Member Initializers

In C++, we can utilize member initializers to conveniently initialize class members. For instance, if we have a class member named member_var of type int, we can set its initial value by specifying the member’s name followed by the desired value in parentheses. For instance, to initialize it to 13, we would use the following line of code in the member initializer list:

After all member initialization is complete, the regular constructor code is executed, as seen in line 16.

Order of Member Initializers

While the order of member initialization might appear peculiar, it adheres to simple rules. The order is not dictated by the initialization list but follows a strict sequence within your control. Inherited classes are initialized first, listed in the order specified in the class header. Even if lines 14 and 15 were reversed, new_date would still be initialized first because it’s mentioned first in line 8. This follows the principle that C++ respects its elders and initializes its parents before itself—a helpful memory aid for working with member initializers.

Subsequently, local class members are initialized in the order of declaration within the class, not according to the initialization list. While using member initializers for class members is possible, it’s often considered good practice to initialize them in the regular constructor code.

After executing all member initializers in the proper order, the main body of the constructor proceeds in the usual manner.

Parameterized Types

In programming, there are often situations where you need to perform a operation on different data types. For instance, you might want to sort lists of integers, floating-point numbers, and strings in a similar manner. It becomes impractical to write separate sorting functions for each type when the logic is essentially the same. Parameterized types, also known as templates or generics, offer a solution by enabling the creation of a single sorting routine capable of handling multiple data types concurrently.

While this capability is already present in the Ada language through the use of generic packages or procedures, its absence in C++ has limited the availability of prewritten, thoroughly debugged software routines that work with various types. Bjarne Stroustrup, the creator of C++, has announced that parameterized types will be introduced in a future version of C++, opening the door for a components industry to provide readily available, pre-coded, and efficient source code for standard operations like sorting, queues, stacks, and lists.

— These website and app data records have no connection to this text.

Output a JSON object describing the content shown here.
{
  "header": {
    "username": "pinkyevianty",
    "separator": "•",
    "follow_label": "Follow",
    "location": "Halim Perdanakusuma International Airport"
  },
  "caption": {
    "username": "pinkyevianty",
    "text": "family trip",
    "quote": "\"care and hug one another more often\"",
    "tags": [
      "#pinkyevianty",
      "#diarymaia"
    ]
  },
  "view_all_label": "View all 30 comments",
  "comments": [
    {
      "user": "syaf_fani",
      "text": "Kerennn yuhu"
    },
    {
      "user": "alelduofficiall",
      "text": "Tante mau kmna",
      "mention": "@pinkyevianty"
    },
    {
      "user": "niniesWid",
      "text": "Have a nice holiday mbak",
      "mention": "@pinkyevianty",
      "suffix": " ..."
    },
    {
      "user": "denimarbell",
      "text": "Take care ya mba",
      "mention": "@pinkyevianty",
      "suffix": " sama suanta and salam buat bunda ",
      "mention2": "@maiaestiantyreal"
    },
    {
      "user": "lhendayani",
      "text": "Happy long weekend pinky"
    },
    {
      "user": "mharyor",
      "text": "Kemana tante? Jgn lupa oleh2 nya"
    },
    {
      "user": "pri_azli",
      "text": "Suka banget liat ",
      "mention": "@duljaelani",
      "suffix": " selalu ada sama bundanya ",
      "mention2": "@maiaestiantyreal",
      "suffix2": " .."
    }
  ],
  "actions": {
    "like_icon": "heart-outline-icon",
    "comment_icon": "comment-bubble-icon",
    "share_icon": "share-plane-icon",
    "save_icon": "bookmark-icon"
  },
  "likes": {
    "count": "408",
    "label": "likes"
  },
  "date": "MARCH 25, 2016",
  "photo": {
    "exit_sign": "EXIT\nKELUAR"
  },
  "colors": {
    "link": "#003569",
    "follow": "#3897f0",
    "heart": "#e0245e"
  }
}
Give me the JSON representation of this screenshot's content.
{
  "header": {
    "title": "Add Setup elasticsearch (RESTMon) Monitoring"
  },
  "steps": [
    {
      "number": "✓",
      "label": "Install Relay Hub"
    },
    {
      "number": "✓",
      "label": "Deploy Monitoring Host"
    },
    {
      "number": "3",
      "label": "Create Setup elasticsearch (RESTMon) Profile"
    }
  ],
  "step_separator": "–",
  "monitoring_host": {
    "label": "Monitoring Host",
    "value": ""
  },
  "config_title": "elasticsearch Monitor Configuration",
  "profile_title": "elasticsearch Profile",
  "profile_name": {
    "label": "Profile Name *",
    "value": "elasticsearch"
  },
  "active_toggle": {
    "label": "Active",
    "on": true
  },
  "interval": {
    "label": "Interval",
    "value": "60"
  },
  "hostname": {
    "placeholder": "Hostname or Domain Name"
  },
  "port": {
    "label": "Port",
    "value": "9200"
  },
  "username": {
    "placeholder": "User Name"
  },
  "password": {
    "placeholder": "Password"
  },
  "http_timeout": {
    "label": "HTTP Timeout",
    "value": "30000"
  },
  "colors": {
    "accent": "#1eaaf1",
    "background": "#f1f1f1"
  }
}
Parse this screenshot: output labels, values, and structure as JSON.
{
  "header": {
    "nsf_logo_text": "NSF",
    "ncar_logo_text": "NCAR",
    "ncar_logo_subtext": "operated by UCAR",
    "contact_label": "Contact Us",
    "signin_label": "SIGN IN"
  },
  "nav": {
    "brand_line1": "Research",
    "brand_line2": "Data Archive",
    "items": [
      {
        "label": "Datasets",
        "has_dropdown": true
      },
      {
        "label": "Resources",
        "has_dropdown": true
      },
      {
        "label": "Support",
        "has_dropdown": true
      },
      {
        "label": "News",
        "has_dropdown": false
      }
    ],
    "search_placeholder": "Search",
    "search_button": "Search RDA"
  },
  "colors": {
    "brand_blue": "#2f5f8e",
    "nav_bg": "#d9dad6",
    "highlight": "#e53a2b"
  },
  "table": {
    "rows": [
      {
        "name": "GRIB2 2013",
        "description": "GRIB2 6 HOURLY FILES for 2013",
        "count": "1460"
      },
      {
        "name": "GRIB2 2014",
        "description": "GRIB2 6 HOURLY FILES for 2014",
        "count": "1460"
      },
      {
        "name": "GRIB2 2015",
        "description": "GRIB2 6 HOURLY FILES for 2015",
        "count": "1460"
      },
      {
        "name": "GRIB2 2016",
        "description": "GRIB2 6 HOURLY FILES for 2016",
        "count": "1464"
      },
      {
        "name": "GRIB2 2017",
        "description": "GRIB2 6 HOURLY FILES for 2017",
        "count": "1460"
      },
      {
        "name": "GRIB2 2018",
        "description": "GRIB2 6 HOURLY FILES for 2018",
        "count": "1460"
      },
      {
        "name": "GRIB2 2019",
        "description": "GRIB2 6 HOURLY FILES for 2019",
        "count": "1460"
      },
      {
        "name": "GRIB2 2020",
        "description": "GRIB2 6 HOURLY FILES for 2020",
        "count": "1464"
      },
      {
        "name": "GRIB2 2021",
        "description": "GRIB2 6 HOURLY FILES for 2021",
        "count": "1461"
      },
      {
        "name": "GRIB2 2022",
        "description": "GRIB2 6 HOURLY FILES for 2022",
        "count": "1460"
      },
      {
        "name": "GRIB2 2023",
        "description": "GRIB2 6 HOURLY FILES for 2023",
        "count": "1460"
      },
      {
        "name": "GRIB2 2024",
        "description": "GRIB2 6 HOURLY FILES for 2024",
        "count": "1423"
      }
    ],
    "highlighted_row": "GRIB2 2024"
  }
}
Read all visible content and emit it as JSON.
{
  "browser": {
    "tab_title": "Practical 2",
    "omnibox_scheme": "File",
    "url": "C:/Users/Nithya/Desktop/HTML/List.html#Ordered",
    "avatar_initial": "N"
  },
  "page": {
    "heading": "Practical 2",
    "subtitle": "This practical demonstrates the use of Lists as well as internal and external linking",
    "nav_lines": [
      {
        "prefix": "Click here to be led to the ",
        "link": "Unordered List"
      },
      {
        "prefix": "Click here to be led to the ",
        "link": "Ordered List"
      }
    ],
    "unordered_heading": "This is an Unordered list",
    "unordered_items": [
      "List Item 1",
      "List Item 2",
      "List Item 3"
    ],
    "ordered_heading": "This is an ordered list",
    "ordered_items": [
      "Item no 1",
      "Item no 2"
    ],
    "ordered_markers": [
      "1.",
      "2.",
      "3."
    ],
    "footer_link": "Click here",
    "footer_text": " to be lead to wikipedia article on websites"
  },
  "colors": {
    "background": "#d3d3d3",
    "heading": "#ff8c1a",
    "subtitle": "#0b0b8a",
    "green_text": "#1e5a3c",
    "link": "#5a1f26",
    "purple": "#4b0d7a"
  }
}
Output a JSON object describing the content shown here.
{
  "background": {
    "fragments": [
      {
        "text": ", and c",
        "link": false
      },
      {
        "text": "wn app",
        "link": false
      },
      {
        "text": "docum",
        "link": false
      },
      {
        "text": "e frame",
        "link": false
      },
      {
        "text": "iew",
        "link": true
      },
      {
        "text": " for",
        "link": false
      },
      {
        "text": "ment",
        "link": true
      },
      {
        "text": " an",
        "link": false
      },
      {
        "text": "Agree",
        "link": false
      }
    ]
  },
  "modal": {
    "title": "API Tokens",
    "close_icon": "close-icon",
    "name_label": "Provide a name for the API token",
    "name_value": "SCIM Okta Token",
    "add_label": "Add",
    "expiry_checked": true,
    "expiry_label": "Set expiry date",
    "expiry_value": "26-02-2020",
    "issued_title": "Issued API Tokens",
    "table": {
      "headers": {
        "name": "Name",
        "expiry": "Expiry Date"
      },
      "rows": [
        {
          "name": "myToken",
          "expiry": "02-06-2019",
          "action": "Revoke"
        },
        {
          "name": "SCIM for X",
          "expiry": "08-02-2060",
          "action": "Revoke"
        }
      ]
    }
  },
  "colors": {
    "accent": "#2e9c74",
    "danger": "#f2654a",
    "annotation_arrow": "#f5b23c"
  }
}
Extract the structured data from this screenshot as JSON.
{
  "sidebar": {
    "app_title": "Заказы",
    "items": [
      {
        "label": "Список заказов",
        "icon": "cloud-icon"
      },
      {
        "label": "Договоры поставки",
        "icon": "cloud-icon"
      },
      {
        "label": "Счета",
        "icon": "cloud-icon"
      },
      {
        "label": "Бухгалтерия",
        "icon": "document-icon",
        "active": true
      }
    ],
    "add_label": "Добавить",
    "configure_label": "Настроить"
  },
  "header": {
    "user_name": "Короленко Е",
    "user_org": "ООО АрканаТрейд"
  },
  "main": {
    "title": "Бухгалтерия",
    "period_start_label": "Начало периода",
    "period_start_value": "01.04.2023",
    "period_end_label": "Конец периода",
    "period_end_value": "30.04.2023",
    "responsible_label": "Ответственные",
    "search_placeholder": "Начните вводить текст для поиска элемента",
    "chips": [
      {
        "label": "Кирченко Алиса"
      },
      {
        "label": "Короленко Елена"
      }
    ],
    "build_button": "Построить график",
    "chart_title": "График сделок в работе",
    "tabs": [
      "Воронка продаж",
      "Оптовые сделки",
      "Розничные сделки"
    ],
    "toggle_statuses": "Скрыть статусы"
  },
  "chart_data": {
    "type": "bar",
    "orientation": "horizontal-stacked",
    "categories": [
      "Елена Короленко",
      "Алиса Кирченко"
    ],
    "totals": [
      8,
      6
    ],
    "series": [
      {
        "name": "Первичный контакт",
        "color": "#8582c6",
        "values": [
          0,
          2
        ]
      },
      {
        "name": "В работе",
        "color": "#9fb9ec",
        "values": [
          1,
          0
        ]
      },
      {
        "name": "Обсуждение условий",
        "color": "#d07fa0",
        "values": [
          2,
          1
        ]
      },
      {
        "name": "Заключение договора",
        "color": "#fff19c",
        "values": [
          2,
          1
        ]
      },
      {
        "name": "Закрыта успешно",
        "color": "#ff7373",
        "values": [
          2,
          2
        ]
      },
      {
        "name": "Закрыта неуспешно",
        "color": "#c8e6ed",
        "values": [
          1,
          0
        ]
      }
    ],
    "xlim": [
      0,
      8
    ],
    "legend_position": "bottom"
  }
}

The Template Example

In the following C++ we introduce the concept of templates with a simple example. The template, starting from line 4, defines a function called maximum that can compare and return the greater of two values of any data type. This parameterized type, denoted by ANY_TYPE, allows flexibility in handling various data types without writing separate functions for each.

The template allows for concise and reusable code, handling different data types effortlessly. The diligent student should recognize that this approach is more versatile than using macros, which lack strict type checking.

A Class Template

In the following program, we delve deeper into templates by creating a class template named stack. This template, from line 6 to 16, defines a simple stack class capable of storing various data types. The main program demonstrates the usage of this template by creating instances of the stack for integers, floats, and strings.

This class template demonstrates the flexibility of parameterized types, enabling the creation of a stack for various data types. The diligent student will recognize the simplicity of the class and understand its primary purpose: to illustrate the use of parameterized types. The code, though basic, serves as a fundamental example for novice C++ programmers.

Exception Handling

The C++ language now supports exception handling. This valuable feature allows programmers to intercept errors and prevent abrupt program termination when encountering fatal errors. Bjarne Stroustrup, working in collaboration with the ANSI-C++ committee, has ensured the incorporation of exception handling into the language. The support for exception handling is available in modern versions of C++, enhancing the robustness of error management and providing more reliable program execution.